'''

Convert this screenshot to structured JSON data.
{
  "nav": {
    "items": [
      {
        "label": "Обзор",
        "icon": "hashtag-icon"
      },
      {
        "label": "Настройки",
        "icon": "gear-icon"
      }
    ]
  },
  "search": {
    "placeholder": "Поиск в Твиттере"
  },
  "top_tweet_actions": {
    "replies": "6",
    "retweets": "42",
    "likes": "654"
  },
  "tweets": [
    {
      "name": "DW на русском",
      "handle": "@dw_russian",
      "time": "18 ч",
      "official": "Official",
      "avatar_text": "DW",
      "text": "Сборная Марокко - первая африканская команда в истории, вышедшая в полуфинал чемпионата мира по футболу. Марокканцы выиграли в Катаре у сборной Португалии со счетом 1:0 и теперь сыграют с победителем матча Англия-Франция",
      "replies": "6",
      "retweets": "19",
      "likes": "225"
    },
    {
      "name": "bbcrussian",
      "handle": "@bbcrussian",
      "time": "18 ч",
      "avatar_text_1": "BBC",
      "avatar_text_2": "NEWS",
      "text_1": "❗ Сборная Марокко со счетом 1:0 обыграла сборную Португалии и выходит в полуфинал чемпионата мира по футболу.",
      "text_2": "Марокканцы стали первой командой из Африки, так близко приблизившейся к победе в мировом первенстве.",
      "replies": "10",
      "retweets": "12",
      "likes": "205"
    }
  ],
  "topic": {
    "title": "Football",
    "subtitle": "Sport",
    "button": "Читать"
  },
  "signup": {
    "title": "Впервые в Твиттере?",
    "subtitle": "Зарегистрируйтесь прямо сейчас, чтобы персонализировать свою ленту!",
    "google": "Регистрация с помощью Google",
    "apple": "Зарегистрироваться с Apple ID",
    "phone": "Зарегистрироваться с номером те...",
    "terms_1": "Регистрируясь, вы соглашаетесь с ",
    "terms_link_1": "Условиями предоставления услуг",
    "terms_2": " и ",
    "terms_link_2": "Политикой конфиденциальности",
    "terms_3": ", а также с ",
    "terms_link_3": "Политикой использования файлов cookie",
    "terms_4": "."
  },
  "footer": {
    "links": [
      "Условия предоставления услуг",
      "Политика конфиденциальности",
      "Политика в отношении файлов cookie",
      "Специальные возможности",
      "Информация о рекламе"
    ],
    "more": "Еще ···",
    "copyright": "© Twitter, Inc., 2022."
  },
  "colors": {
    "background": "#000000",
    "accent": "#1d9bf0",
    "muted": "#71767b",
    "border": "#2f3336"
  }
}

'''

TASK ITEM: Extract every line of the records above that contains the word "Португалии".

OUTPUT FOR THIS TASK:
      "text": "Сборная Марокко - первая африканская команда в истории, вышедшая в полуфинал чемпионата мира по футболу. Марокканцы выиграли в Катаре у сборной Португалии со счетом 1:0 и теперь сыграют с победителем матча Англия-Франция",
      "text_1": "❗ Сборная Марокко со счетом 1:0 обыграла сборную Португалии и выходит в полуфинал чемпионата мира по футболу.",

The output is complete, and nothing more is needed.